Gilpin referred to CEDIA’s Emerging Technologies and Trends ad hoc as the association’s “rainmaker committee,” because it will include volunteers and professional staff that have a pulse on what’s on the horizon next, including emerging lifestyle or technology trends, and opportunities or threats.
“It’s almost like an early-warning system,” Gilpin said. “This committee identifies these trends and that information trickles down and becomes fodder for other goods and services like education or webinars or a member benefit that addresses this opportunity or threat.”
For the first time, CEDIA also will have a PR and Marketing committee composed of volunteers and staff with those specific skills and a particular bent on electronic delivery of content.
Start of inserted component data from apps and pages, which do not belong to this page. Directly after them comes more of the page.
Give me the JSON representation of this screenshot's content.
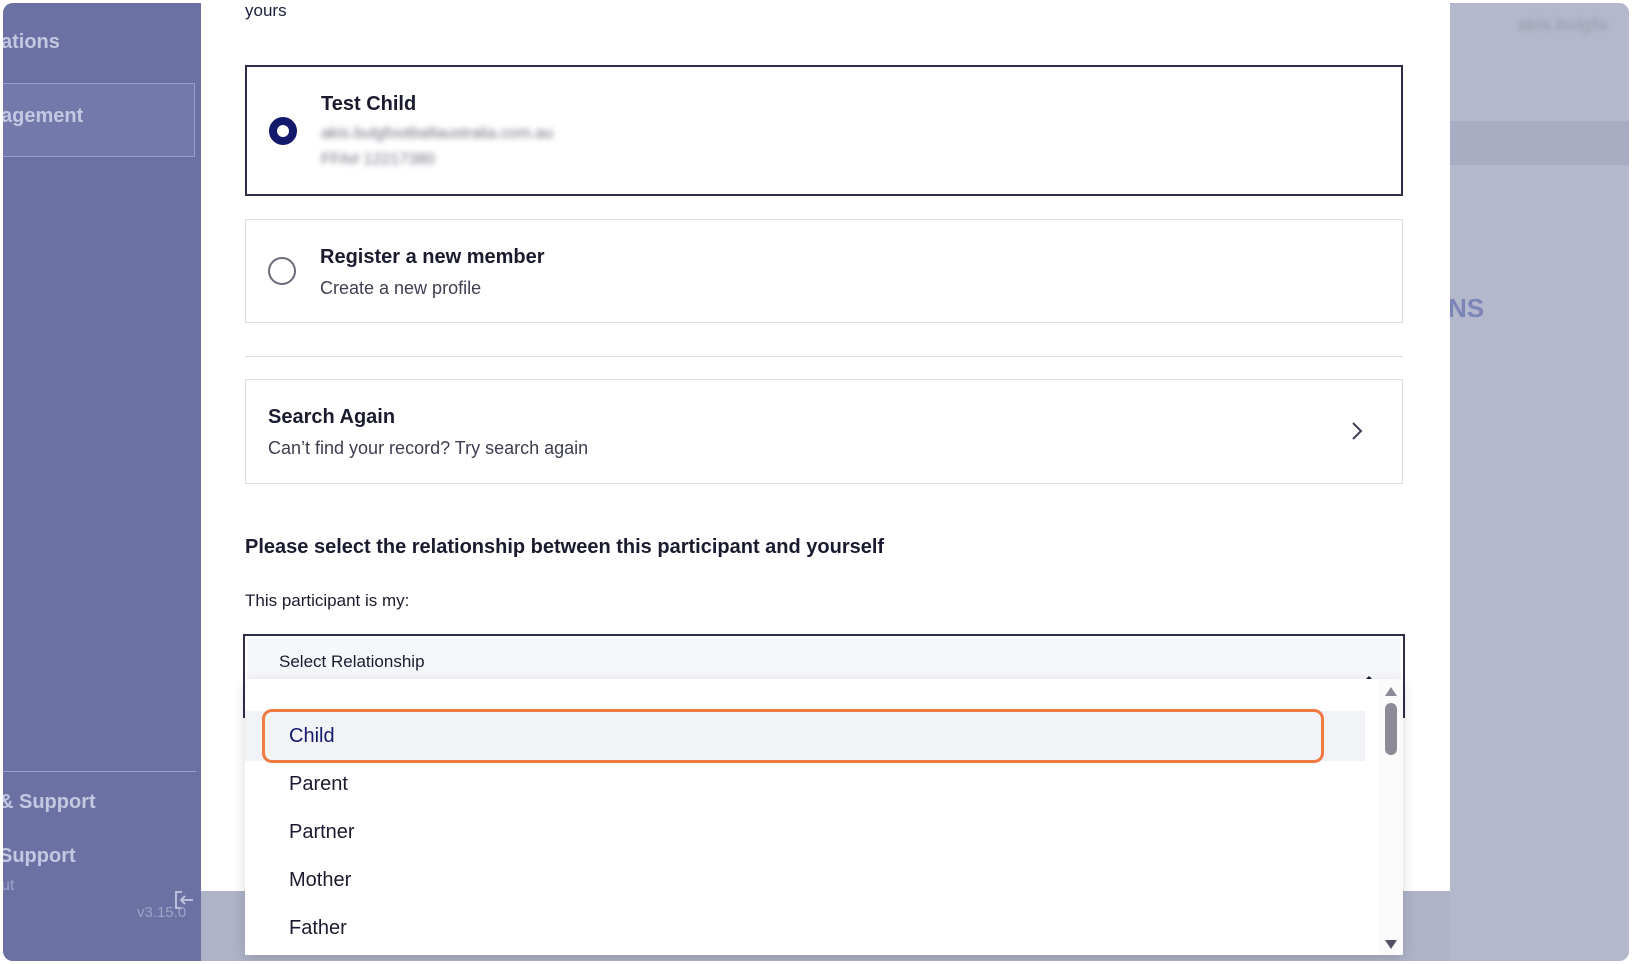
{
  "sidebar": {
    "item_fragment_1": "ations",
    "item_fragment_2": "agement",
    "item_fragment_3": "& Support",
    "item_fragment_4": "Support",
    "item_fragment_5": "ut",
    "version": "v3.15.0"
  },
  "background": {
    "user": "akis.bulgfo",
    "section_fragment": "NS"
  },
  "modal": {
    "intro_text_fragment": "yours",
    "members": [
      {
        "name": "Test Child",
        "email": "akis.bulgfootballaustralia.com.au",
        "id": "FFA# 12217380",
        "selected": true
      },
      {
        "name": "Register a new member",
        "subtitle": "Create a new profile",
        "selected": false
      }
    ],
    "search_again": {
      "title": "Search Again",
      "subtitle": "Can’t find your record? Try search again"
    },
    "relationship": {
      "heading": "Please select the relationship between this participant and yourself",
      "label": "This participant is my:",
      "placeholder": "Select Relationship",
      "options": [
        "Child",
        "Parent",
        "Partner",
        "Mother",
        "Father"
      ],
      "highlighted": "Child"
    }
  },
  "colors": {
    "accent": "#141a6b",
    "highlight_border": "#f07a40",
    "sidebar": "#6b71a3"
  }
}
CEDIA’s new committee structure
Now that these committees have their names and missions, Rubenstein has begun reconnecting to all of CEDIA’s volunteers dating back to 2004 that may have been disenfranchised or ignored or just simply have more time to dedicate to volunteering, and asking them to contribute their ingredient to the CEDIA “stone soup.”
“Now that they have a new home and the work has been clearly defined, we want to re-engage the volunteer and really make it known to the membership that the CEDIA volunteer is really the lifeblood of CEDIA,” Gilpin said. “We really want to turn that pendulum back to more of a volunteer-led and staff-supported partnership.”
Gilpin said that ever since CEDIA’s new strategic plan was adopted, the board of directors has been crystal clear about its urgency. This is in spite of the fact that trade associations, he said, “are like great big ships” and it takes a while to turn the ship around.
“What the board has been explaining to me is that we do not have the luxury of a traditional turnaround time with CEDIA,” Gilpin said. “We need to be more urgent and more responsive to the membership that is struggling and demonstrate that there is a real value in being a member of CEDIA. So that urgency we hear loud and clear, and that’s why we’ve elevated the work to 2012 to do things like quickly creating a new cadre of benefits for a brand-new CEDIA member. That’s why we turned around this governance structure on a dime; it was urgent. We need to get out and demonstrate to our membership, particularly the long-time volunteers, that we are serious, and we’re creating a new structure where you have a say in the direction of this association. We want their participation.”
If you’re interested in volunteering or would like to sound off about something, Seth Rubenstein welcomes your input.